To turn to the practical details of the chassis, overhead valves are em ployed in a small six-cylinder engine of 12 h.p. precisely. The coil ignition covers a wide range of advance and retard, and should be manipulated accordingly. The gear-box provides tour forward speeds, and the excellent system is used of marking on the speedometer the desirable maximum speed in each gear.
Thus, the driver can see at a glance that he should do about 14, 23, 40 and 65 m.p.h. in first, second, third and top gear respectively. These speeds do not represent the absolute maximum, which is, on the average, about 5 m.p.h. in excess of these figures. They represent, which is far more useful, the maximum effective cruising speeds.

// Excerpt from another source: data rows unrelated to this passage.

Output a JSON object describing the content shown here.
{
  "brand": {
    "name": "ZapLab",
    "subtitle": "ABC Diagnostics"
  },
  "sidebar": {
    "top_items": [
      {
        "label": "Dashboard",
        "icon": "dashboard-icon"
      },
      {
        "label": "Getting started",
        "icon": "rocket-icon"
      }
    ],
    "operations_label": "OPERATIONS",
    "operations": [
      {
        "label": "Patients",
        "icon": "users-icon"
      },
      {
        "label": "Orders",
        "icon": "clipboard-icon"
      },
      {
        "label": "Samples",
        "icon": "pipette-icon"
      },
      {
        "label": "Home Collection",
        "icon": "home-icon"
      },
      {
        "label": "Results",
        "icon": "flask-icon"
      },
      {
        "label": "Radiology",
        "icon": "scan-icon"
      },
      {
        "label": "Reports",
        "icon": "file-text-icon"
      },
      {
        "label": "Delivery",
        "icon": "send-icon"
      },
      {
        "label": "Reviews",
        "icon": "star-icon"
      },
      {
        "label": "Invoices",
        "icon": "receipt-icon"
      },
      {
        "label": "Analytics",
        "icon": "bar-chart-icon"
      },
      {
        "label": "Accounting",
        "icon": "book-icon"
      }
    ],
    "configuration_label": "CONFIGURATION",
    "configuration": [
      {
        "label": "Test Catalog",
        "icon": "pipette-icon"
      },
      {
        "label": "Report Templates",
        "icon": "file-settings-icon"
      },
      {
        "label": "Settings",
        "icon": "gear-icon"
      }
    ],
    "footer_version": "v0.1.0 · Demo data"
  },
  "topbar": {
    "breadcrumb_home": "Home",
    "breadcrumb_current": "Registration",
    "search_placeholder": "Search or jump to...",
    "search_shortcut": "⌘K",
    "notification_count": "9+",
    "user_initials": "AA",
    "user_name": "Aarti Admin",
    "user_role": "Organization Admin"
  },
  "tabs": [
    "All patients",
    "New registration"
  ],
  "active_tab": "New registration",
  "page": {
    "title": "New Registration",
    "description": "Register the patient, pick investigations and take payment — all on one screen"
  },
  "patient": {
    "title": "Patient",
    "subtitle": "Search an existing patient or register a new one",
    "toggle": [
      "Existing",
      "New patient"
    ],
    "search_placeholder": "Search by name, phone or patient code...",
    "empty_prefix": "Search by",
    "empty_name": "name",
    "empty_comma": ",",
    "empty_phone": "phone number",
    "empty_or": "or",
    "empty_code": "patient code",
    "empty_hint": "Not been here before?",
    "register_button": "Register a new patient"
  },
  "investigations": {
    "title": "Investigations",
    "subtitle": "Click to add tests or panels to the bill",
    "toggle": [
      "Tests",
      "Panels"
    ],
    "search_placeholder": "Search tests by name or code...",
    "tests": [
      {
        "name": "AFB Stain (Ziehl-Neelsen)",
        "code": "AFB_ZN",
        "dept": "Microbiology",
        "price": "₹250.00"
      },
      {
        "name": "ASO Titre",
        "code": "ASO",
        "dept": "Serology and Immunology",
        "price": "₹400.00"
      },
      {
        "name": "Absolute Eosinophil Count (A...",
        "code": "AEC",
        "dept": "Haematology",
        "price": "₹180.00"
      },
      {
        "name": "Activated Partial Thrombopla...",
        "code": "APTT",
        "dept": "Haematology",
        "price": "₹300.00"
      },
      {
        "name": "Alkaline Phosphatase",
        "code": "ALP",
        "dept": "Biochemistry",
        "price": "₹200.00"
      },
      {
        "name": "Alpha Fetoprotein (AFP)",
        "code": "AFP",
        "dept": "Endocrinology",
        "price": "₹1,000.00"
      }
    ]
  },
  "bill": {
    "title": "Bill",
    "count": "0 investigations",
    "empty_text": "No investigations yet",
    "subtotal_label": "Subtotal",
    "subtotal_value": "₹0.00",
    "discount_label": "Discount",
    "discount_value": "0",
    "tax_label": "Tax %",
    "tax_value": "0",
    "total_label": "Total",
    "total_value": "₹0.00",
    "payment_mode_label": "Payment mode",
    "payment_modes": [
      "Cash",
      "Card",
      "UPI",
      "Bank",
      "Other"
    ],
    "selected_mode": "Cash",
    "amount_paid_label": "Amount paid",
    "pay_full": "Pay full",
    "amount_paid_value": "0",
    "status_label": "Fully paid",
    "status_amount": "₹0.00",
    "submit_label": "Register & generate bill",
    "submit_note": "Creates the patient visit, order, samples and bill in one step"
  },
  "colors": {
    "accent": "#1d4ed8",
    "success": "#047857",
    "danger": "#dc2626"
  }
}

The steering is very pleasant, and the car, being well balanced and low built, holds the road extremely well.
The brakes are thoroughly efficient, and should always remain so. The means is provided for the driver to adjust both hand and foot brake without ever moving from his seat, so that this can be done even when the car is running. On the Six-Twelve chassis, various types of coachwork are listed, the prices in each case being rather less than £350. Thus moderate first cost is one of this new Riley's attractions. from the Bystander Wednesday 01 February 1933
"No firm has mastered more effectively the art of building a small car which is both comfortable and exception ally attractive in appearance than the deservedly successful Riley Company. So low is the build that running-boards might be dispensed with"
"The luggage locker is remarkable, in that it definitely adds to the car's attractive appearance, while at the same time being very capacious and more than usually accessible"
position is very comfortable, and there is a
useful cubby hole on either side of the
grouped instruments. The operating mechanism
of the windscreen should be noted. This is
highly ingenious, and thoroughly effective"
is this a Lincock???? pls say. . . or have you an advert ?